Some will devote a life to these pursuits; others will become immersed in correcting a particular injustice: hence our two adult categories — “lifetime achievement” and “specific action(s).” To date, our youth awards have gone to people who are in the process of developing that lifetime commitment, as revealed in multiple actions over a significant period of time, but one can also imagine a courageous specific intervention on an injustice.

Examples of Virtuous Dispositions Include:

  • Courage: Persons of courage display a quality of spirit that enables them to face danger or pain without succumbing to fear.
  • Other regarding: Other-regarding persons extend beyond themselves, often through great effort, to better others.
  • Diligence in the face of adversity: Diligent persons engage in the hard work needed to face and overcome a challenge, including overcoming one’s own and others’ apathy.
  • Consistency: Connected to the idea that the actions in question are part of one’s core nature, persons of consistent character manifest the commendable behavior over some period of time.
  • Impact: The commendable behavior brings positive change to the community.
  • Humility: Humble persons demonstrate the commendable behavior in a quiet and unassuming manner. S/he does not seek associated recognition or self-promotion.
  • Gratitude: Grateful persons recognize that whatever gifts they have are due, at least in part, to the efforts of others; s/he thus strives to give back in thankfulness.
  • Fidelity: Persons of fidelity can be trusted to be honest and to honor commitments.

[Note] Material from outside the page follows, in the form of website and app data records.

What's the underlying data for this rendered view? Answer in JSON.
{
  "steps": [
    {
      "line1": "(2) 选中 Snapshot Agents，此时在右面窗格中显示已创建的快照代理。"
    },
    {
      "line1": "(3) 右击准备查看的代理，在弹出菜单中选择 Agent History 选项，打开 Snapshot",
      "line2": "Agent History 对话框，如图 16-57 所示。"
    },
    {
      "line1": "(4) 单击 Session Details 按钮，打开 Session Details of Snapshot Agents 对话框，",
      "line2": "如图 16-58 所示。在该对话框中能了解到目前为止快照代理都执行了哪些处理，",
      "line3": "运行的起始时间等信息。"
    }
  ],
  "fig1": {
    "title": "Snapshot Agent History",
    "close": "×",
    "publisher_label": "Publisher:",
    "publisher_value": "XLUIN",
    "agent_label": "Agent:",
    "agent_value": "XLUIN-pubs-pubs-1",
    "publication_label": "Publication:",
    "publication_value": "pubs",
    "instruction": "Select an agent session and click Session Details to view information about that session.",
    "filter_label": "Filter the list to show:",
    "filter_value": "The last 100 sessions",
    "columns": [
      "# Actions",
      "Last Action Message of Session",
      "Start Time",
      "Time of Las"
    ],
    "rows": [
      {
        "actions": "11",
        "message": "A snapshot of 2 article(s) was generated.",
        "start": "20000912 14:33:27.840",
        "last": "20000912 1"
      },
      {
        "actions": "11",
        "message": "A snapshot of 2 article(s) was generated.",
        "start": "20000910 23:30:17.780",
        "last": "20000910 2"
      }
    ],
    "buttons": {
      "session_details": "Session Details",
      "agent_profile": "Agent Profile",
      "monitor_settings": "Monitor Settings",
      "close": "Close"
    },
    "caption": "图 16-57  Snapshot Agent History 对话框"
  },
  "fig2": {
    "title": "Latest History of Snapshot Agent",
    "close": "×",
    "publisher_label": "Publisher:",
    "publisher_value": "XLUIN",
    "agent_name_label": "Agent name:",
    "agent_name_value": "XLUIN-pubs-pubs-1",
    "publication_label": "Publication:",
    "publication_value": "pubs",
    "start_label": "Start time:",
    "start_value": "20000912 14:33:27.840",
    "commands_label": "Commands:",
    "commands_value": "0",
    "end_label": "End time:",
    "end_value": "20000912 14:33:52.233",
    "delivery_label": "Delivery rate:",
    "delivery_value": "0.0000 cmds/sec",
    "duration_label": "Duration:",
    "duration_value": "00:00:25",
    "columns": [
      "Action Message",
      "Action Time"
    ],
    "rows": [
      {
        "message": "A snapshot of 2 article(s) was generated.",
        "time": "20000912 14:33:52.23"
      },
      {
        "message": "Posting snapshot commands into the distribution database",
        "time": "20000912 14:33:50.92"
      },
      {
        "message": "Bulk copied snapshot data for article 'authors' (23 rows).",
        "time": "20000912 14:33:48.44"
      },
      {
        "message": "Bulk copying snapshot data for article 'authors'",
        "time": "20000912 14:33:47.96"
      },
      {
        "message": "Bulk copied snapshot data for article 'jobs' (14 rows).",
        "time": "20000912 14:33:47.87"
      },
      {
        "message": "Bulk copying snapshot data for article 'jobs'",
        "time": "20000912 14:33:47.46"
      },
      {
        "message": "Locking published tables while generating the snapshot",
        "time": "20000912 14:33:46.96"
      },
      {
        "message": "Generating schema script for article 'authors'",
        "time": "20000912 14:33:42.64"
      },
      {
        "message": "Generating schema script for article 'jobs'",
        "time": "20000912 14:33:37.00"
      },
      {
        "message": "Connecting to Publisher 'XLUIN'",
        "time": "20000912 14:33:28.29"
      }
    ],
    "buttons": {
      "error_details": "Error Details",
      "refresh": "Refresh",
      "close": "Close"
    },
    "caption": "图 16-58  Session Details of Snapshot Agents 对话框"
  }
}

Some Highlights:

Ms. Hefner (2015) was chosen for her tireless efforts, across several decades, to provide support for Bakersfield area LGTBQ citizens, with such efforts ultimately resulting in the creation of the Bakersfield Gay and Lesbian Center. When AIDS first hit our community, there were very few medical resources and even less understanding of the disease and its impact, particularly on gay men. Ms. Hefner tirelessly worked to secure more effective healthcare and to provide an emotional support system for those stricken with the disease and their loved ones. She singlehandedly changed the way our community perceives AIDS and LGTBQ persons.

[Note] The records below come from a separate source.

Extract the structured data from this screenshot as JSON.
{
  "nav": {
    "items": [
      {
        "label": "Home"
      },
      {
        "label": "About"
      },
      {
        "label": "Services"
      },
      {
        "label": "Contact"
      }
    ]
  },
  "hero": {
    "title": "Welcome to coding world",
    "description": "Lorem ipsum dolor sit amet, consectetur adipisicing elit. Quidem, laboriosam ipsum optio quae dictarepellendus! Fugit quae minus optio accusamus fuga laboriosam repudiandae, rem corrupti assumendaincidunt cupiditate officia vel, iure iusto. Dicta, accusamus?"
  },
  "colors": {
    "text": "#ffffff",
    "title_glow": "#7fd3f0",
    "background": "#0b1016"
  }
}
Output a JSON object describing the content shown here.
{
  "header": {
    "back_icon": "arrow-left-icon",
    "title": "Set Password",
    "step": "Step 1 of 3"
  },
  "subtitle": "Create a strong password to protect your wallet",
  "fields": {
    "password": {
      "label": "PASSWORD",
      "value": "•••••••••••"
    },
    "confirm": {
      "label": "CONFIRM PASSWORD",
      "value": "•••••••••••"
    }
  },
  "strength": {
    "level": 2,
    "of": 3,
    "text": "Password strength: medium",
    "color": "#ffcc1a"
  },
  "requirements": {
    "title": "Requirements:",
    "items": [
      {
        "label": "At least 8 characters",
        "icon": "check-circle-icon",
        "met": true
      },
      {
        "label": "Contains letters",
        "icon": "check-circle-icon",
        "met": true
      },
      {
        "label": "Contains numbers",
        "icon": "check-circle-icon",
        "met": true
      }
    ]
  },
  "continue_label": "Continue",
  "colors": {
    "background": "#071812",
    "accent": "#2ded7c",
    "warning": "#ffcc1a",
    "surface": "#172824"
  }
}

Ms. Carly Riddle (2016) was chosen for the courage and perseverance she shows in helping others, even while managing her own struggles with Asperger’s Syndrome and having grown up in extreme poverty. Even while her peers sometimes tried to make her feel lesser for being intelligent and lacking the financial resources to fit in socially, she topped them all by having the biggest heart in the room and consistently helping others to succeed, academically and socially. Ms. Riddle refuses to let her disability define her: She has grown into an incredible human being, one who continues to overcome adversity and make a positive difference in the world around her.

Youth Application

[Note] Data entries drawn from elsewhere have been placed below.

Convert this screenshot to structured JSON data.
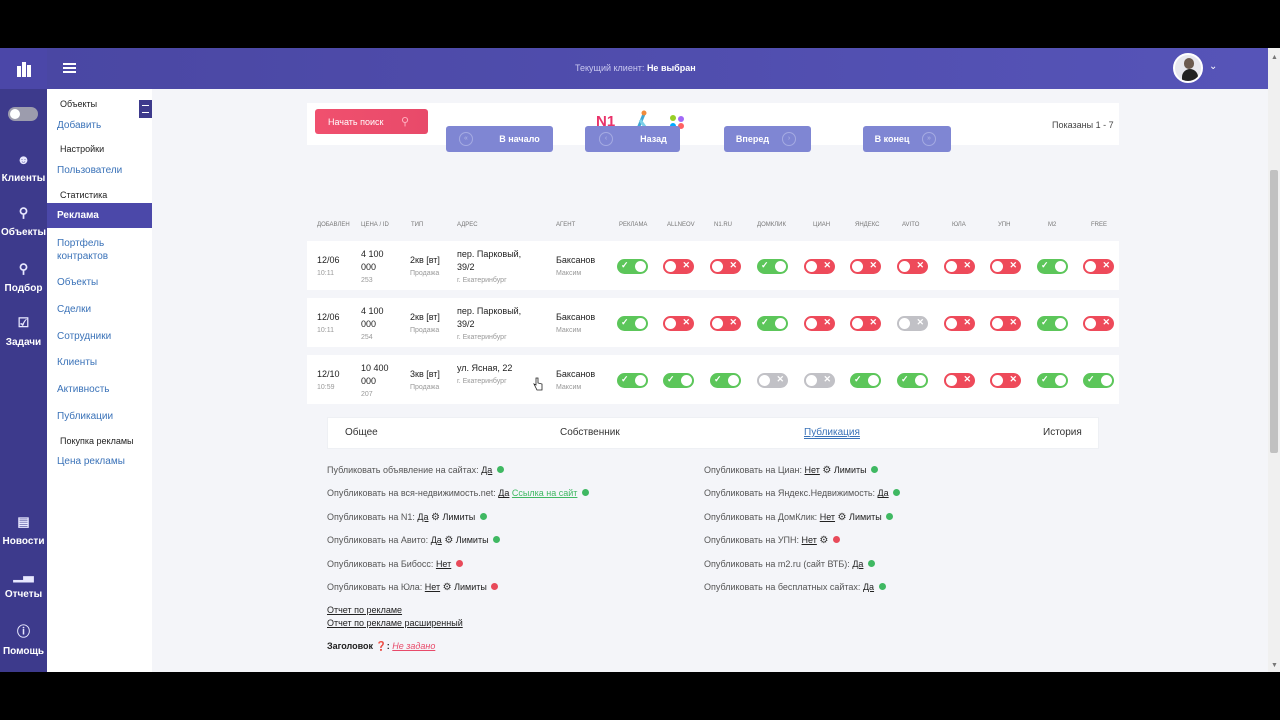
{
  "topbar": {
    "client_label": "Текущий клиент:",
    "client_value": "Не выбран"
  },
  "rail": {
    "items": [
      {
        "label": "Клиенты",
        "icon": "user-icon"
      },
      {
        "label": "Объекты",
        "icon": "key-icon"
      },
      {
        "label": "Подбор",
        "icon": "search-icon"
      },
      {
        "label": "Задачи",
        "icon": "calendar-icon"
      },
      {
        "label": "Новости",
        "icon": "news-icon"
      },
      {
        "label": "Отчеты",
        "icon": "chart-icon"
      },
      {
        "label": "Помощь",
        "icon": "help-icon"
      }
    ]
  },
  "menu": {
    "sec_objects": "Объекты",
    "add": "Добавить",
    "sec_settings": "Настройки",
    "users": "Пользователи",
    "sec_stats": "Статистика",
    "ads": "Реклама",
    "portfolio": "Портфель контрактов",
    "objects": "Объекты",
    "deals": "Сделки",
    "staff": "Сотрудники",
    "clients": "Клиенты",
    "activity": "Активность",
    "publications": "Публикации",
    "sec_buy": "Покупка рекламы",
    "price": "Цена рекламы"
  },
  "search": {
    "start_label": "Начать поиск",
    "shown": "Показаны 1 - 7",
    "n1_logo": "N1"
  },
  "pagination": {
    "first": "В начало",
    "back": "Назад",
    "next": "Вперед",
    "last": "В конец"
  },
  "table": {
    "headers": [
      "ДОБАВЛЕН",
      "ЦЕНА / ID",
      "ТИП",
      "АДРЕС",
      "АГЕНТ",
      "РЕКЛАМА",
      "ALLNEOV",
      "N1.RU",
      "ДОМКЛИК",
      "ЦИАН",
      "ЯНДЕКС",
      "AVITO",
      "ЮЛА",
      "УПН",
      "M2",
      "FREE"
    ],
    "rows": [
      {
        "date": "12/06",
        "time": "10:11",
        "price1": "4 100",
        "price2": "000",
        "id": "253",
        "type": "2кв [вт]",
        "deal": "Продажа",
        "addr1": "пер. Парковый,",
        "addr2": "39/2",
        "city": "г. Екатеринбург",
        "agent": "Баксанов",
        "agent2": "Максим",
        "toggles": [
          "on",
          "off",
          "off",
          "on",
          "off",
          "off",
          "off",
          "off",
          "off",
          "on",
          "off"
        ]
      },
      {
        "date": "12/06",
        "time": "10:11",
        "price1": "4 100",
        "price2": "000",
        "id": "254",
        "type": "2кв [вт]",
        "deal": "Продажа",
        "addr1": "пер. Парковый,",
        "addr2": "39/2",
        "city": "г. Екатеринбург",
        "agent": "Баксанов",
        "agent2": "Максим",
        "toggles": [
          "on",
          "off",
          "off",
          "on",
          "off",
          "off",
          "dis",
          "off",
          "off",
          "on",
          "off"
        ]
      },
      {
        "date": "12/10",
        "time": "10:59",
        "price1": "10 400",
        "price2": "000",
        "id": "207",
        "type": "3кв [вт]",
        "deal": "Продажа",
        "addr1": "ул. Ясная, 22",
        "addr2": "",
        "city": "г. Екатеринбург",
        "agent": "Баксанов",
        "agent2": "Максим",
        "toggles": [
          "on",
          "on",
          "on",
          "dis",
          "dis",
          "on",
          "on",
          "off",
          "off",
          "on",
          "on"
        ]
      }
    ]
  },
  "tabs": {
    "general": "Общее",
    "owner": "Собственник",
    "publication": "Публикация",
    "history": "История"
  },
  "pub": {
    "left": [
      {
        "label": "Публиковать объявление на сайтах:",
        "value": "Да",
        "status": "g"
      },
      {
        "label": "Опубликовать на вся-недвижимость.net:",
        "value": "Да",
        "link": "Ссылка на сайт",
        "status": "g"
      },
      {
        "label": "Опубликовать на N1:",
        "value": "Да",
        "limits": "Лимиты",
        "status": "g"
      },
      {
        "label": "Опубликовать на Авито:",
        "value": "Да",
        "limits": "Лимиты",
        "status": "g"
      },
      {
        "label": "Опубликовать на Бибосс:",
        "value": "Нет",
        "status": "r"
      },
      {
        "label": "Опубликовать на Юла:",
        "value": "Нет",
        "limits": "Лимиты",
        "status": "r"
      }
    ],
    "right": [
      {
        "label": "Опубликовать на Циан:",
        "value": "Нет",
        "limits": "Лимиты",
        "status": "g"
      },
      {
        "label": "Опубликовать на Яндекс.Недвижимость:",
        "value": "Да",
        "status": "g"
      },
      {
        "label": "Опубликовать на ДомКлик:",
        "value": "Нет",
        "limits": "Лимиты",
        "status": "g"
      },
      {
        "label": "Опубликовать на УПН:",
        "value": "Нет",
        "gear": true,
        "status": "r"
      },
      {
        "label": "Опубликовать на m2.ru (сайт ВТБ):",
        "value": "Да",
        "status": "g"
      },
      {
        "label": "Опубликовать на бесплатных сайтах:",
        "value": "Да",
        "status": "g"
      }
    ],
    "report1": "Отчет по рекламе",
    "report2": "Отчет по рекламе расширенный",
    "title_label": "Заголовок",
    "title_value": "Не задано"
  }
}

Application Due Date: November 28, 2023

I. Nominator Info
II. Nominee Info
III. Testimonial
In the area below provide testimonial as to the nominee's character and achievements. Explain how the nominee reveals ethical courage and/or how the nominee demonstrates ethical leadership. Provide specific examples of his or her ethical leadership, ethical stand, or intervention on a challenging issue. Please be specific. Please limit testimonials to no more than 500 words in length

Adult Application

Application Due Date: November 28, 2023

I. Nominator Info
II. Nominee Info
III. Nomination Category
Please select one of the two categories below for the Adult Award
For the lifetime category, explain how the nominee has served as an ethical role model for others, how she or he has committed a life to ethically exemplary behavior. Please give specific examples that reveal the nominee's character and achievements. For the specific action category, explain what actions the nominee has taken that reveal his or her commitment to ethical choices, perhaps in the face of strong pressures to do otherwise. Please give specific examples. Please limit testimonials to no more than 500 words in length